_TASK OBJECTIVE:_
All lines in the data that hold the word "this" need copying.

_DATA TO PROCESS:_
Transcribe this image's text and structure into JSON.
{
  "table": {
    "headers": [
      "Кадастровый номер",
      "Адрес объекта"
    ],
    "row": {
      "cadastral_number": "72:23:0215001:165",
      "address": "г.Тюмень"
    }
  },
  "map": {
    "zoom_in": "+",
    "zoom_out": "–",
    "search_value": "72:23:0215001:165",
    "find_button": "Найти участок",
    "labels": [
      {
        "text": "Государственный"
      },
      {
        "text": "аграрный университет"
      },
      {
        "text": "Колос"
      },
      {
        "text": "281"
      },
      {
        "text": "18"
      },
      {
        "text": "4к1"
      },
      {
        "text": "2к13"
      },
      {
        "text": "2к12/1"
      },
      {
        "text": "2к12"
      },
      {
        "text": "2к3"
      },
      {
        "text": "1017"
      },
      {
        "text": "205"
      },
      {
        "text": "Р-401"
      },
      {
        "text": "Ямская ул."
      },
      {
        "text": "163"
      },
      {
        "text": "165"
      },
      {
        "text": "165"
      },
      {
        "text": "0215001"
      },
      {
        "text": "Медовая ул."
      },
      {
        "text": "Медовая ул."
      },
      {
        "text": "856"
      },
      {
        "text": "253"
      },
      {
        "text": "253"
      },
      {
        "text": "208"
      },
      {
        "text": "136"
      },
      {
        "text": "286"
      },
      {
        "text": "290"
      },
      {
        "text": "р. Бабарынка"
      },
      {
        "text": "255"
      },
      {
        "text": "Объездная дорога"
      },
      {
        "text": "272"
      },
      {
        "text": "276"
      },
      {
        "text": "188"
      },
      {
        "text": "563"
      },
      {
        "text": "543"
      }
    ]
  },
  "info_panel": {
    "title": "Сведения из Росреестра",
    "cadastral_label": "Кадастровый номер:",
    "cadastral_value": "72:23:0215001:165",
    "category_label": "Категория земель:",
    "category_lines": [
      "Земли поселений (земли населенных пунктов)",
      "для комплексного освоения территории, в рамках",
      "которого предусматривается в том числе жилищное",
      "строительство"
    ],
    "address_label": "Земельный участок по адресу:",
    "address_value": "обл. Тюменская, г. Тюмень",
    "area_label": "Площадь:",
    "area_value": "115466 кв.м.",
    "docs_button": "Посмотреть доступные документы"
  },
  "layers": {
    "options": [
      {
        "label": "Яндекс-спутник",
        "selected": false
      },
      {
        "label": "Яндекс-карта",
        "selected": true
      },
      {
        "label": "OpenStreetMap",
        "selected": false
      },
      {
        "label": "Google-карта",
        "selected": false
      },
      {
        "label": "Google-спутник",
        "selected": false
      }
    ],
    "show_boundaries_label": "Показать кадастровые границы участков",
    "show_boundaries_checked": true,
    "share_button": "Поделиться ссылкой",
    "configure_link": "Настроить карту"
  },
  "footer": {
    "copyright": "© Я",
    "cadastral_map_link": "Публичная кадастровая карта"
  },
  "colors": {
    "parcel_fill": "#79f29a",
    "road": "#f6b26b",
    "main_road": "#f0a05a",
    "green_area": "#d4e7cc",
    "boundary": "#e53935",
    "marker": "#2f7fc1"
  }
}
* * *
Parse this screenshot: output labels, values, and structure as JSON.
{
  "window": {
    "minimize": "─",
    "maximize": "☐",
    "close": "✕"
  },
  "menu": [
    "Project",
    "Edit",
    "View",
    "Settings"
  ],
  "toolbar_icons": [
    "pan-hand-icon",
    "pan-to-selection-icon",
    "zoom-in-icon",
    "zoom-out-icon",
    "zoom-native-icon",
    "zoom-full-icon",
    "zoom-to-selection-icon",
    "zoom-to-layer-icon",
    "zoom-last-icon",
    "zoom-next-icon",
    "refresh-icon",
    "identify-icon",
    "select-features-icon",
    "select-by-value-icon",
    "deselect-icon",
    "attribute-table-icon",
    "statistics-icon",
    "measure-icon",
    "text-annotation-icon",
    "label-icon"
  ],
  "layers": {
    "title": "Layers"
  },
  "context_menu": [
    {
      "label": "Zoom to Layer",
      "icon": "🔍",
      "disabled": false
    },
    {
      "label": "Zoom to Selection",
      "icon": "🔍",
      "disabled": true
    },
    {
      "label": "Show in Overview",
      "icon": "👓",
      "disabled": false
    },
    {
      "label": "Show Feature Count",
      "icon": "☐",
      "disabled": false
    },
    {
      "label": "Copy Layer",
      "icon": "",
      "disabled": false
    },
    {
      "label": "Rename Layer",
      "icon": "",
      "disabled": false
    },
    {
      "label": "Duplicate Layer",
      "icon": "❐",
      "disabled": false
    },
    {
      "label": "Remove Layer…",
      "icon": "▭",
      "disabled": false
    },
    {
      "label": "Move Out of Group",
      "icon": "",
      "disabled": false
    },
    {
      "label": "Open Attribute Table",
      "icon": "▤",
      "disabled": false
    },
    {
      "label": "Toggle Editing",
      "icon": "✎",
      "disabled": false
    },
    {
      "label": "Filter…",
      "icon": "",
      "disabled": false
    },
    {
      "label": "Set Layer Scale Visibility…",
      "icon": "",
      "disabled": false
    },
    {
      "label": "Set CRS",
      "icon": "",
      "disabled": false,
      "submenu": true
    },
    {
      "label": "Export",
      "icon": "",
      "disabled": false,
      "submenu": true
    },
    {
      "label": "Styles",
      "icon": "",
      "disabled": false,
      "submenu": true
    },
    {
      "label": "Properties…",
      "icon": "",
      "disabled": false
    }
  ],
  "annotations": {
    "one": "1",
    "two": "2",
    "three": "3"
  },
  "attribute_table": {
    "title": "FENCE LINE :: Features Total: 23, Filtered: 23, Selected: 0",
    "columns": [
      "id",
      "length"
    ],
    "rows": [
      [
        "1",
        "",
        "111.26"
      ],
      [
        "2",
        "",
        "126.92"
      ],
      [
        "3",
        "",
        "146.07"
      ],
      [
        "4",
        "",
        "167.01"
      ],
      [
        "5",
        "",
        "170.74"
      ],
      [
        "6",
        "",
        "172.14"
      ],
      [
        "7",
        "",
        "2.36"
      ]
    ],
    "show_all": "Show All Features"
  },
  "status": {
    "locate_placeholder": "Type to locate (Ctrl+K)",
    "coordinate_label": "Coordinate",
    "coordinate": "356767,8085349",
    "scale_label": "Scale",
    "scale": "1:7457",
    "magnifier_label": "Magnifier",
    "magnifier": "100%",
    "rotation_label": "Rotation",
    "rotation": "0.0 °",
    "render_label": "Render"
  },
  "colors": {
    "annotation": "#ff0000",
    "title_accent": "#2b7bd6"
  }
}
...
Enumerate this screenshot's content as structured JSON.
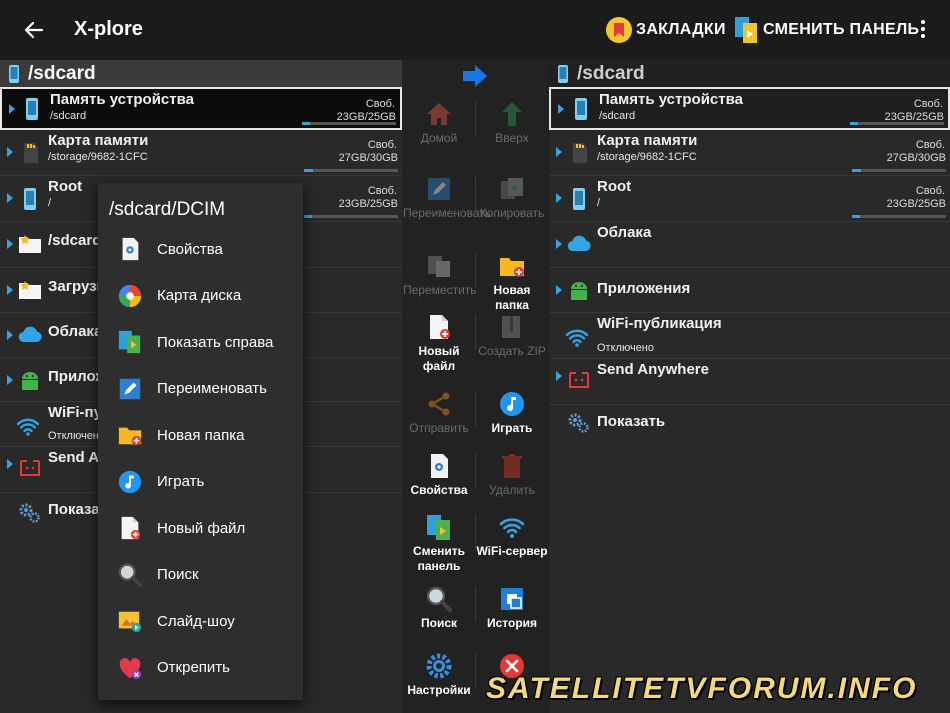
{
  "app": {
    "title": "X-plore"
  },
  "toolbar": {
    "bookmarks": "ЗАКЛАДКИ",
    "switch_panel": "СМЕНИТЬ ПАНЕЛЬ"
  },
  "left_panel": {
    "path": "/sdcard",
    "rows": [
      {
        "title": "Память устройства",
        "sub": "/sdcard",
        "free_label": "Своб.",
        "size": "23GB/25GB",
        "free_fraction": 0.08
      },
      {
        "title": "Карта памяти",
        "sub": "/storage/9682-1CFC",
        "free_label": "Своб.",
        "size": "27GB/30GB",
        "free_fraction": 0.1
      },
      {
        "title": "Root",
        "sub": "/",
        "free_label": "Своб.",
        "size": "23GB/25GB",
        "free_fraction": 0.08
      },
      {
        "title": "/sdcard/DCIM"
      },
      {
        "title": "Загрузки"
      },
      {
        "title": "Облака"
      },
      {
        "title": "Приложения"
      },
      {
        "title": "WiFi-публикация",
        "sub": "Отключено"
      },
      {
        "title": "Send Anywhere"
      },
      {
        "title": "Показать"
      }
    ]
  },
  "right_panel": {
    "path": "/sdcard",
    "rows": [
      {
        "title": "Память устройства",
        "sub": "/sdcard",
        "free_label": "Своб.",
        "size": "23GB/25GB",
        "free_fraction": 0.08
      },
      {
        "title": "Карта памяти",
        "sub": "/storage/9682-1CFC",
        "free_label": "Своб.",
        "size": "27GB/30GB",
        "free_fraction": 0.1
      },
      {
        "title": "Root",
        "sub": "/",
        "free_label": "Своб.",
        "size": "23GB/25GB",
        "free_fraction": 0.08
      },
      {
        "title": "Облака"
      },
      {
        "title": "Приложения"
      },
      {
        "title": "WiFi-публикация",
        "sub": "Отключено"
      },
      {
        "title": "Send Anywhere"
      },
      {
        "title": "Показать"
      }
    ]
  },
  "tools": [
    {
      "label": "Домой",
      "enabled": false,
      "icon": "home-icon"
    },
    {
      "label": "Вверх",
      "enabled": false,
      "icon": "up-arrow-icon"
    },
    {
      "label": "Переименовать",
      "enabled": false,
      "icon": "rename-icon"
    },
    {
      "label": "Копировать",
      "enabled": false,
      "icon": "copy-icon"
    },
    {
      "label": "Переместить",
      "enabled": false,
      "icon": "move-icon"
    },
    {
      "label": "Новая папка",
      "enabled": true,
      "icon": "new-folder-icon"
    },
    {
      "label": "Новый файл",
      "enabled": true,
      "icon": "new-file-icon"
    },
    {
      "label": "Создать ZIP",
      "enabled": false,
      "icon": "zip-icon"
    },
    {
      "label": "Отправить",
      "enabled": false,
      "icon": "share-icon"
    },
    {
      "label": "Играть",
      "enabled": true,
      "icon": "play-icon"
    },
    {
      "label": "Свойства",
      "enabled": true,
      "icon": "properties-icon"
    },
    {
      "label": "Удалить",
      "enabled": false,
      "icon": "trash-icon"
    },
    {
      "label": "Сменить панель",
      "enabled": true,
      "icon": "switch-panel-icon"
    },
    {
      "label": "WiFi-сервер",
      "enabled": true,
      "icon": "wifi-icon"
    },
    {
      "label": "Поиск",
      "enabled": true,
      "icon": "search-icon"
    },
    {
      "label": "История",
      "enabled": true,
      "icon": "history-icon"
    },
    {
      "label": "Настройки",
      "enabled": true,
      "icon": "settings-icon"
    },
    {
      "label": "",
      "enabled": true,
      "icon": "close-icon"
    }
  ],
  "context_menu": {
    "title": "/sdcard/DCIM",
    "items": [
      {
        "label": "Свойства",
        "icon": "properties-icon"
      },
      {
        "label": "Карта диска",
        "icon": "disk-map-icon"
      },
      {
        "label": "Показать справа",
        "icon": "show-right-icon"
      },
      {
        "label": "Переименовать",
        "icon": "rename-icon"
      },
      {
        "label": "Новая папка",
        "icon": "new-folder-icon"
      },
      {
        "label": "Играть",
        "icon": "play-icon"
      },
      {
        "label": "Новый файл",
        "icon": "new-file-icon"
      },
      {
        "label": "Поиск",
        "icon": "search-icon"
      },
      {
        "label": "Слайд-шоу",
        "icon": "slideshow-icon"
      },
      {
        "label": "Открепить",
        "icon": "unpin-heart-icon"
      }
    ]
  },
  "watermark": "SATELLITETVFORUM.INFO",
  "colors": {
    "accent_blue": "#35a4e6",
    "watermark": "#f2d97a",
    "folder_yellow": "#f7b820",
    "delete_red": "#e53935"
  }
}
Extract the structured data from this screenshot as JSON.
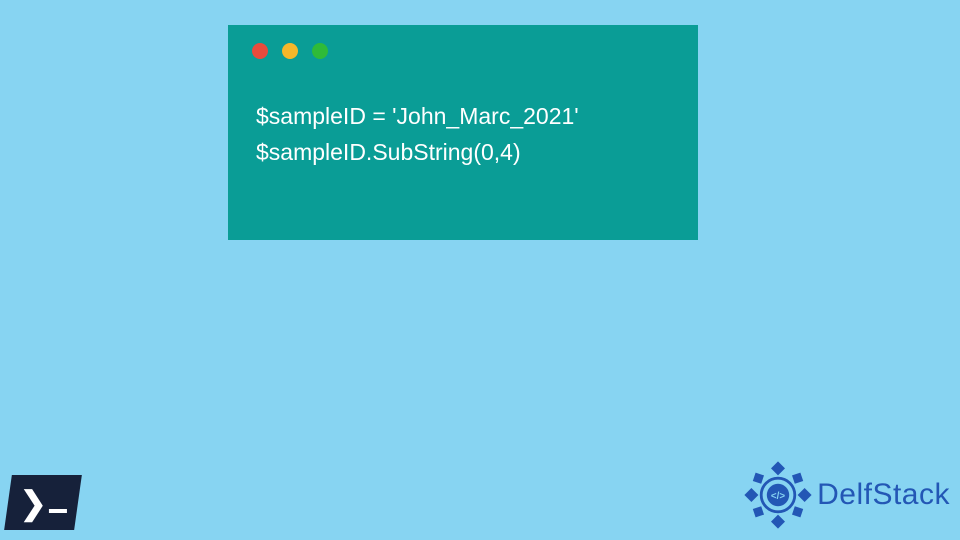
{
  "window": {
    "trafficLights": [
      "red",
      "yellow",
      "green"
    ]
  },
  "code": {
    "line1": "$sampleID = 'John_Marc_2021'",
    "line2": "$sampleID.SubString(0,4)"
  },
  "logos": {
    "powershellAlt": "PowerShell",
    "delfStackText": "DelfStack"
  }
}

_YOUR RESPONSE:_
Transcribe this image's text and structure into JSON.
Parse this screenshot: output labels, values, and structure as JSON.
Enumerate this screenshot's content as structured JSON.
Extract the structured data from this screenshot as JSON.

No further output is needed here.